--- DIRECTIONS ---
The lines of the records that include "your" should all be copied.

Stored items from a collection
- - - - -
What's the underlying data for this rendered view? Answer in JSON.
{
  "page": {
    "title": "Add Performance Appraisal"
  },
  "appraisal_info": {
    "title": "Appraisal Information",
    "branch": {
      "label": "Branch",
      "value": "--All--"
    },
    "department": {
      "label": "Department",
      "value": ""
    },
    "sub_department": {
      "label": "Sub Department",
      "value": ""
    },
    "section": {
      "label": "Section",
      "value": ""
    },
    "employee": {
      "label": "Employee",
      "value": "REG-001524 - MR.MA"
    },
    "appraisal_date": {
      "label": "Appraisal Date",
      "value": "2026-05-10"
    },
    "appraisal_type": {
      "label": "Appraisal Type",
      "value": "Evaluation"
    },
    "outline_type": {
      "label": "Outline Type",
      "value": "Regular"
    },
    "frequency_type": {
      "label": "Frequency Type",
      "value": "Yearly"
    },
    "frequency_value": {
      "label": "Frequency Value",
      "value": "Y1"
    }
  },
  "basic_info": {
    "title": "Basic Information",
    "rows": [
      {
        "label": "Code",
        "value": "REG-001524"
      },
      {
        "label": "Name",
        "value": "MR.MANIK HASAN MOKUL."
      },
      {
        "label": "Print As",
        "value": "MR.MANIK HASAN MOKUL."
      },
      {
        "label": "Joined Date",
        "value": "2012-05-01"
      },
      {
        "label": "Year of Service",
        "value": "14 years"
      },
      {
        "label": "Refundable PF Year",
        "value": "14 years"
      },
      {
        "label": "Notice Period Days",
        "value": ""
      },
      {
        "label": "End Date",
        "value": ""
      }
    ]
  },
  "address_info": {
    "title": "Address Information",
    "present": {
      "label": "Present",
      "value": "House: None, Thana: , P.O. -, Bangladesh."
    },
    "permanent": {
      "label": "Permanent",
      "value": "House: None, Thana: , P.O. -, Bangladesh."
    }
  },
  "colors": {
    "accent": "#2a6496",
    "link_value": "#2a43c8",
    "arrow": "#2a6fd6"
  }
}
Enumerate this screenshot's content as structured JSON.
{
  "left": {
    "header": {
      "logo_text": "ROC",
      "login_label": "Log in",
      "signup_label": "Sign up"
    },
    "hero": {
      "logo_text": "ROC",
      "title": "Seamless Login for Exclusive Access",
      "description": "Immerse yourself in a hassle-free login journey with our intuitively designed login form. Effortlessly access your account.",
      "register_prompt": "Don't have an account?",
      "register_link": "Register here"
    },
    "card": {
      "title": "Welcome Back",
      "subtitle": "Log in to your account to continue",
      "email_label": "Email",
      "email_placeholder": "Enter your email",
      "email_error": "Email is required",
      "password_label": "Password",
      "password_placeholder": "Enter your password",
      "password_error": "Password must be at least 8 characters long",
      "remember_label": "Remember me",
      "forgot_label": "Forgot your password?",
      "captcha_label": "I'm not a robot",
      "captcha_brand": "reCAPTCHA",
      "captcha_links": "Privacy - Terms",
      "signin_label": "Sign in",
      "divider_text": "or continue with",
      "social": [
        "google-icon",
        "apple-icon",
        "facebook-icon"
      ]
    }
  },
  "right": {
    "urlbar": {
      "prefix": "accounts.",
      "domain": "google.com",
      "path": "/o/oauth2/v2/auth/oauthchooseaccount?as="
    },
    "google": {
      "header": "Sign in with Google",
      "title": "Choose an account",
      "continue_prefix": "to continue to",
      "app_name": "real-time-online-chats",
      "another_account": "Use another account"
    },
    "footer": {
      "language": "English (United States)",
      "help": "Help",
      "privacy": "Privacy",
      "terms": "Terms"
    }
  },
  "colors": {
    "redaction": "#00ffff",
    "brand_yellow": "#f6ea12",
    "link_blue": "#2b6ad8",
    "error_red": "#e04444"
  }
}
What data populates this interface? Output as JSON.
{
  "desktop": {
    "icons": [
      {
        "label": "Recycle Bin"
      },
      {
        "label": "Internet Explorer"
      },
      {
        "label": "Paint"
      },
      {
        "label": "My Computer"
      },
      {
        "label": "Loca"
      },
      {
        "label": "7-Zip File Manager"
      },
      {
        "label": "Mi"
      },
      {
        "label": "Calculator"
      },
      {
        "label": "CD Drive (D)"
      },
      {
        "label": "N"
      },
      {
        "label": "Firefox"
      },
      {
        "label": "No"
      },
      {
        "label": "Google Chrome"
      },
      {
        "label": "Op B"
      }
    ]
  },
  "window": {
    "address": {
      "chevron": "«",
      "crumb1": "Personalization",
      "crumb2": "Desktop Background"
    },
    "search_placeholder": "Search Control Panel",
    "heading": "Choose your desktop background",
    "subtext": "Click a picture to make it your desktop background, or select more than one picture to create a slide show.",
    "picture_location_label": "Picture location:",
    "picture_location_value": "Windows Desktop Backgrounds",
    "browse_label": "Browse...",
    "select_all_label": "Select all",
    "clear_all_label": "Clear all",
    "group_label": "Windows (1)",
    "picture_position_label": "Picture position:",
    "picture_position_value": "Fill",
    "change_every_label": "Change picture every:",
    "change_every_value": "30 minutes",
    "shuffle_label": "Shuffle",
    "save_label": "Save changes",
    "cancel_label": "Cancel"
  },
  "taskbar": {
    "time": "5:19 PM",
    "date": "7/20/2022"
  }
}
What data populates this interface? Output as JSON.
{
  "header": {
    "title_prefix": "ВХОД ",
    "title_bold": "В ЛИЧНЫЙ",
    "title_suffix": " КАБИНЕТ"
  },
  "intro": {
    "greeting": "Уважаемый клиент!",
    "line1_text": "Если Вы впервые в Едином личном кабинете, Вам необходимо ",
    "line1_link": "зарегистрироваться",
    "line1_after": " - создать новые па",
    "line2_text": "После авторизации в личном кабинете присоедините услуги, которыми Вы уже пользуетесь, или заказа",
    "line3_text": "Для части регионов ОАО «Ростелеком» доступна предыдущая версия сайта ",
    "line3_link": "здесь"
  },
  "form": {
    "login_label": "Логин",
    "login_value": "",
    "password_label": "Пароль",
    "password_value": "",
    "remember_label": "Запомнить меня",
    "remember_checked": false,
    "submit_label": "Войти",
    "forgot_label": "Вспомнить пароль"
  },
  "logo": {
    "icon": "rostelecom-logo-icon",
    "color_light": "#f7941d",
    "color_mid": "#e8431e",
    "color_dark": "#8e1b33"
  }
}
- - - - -
--- TASK RESPONSE ---
      "description": "Immerse yourself in a hassle-free login journey with our intuitively designed login form. Effortlessly access your account.",
      "subtitle": "Log in to your account to continue",
      "email_placeholder": "Enter your email",
      "password_placeholder": "Enter your password",
      "forgot_label": "Forgot your password?",
    "heading": "Choose your desktop background",
    "subtext": "Click a picture to make it your desktop background, or select more than one picture to create a slide show.",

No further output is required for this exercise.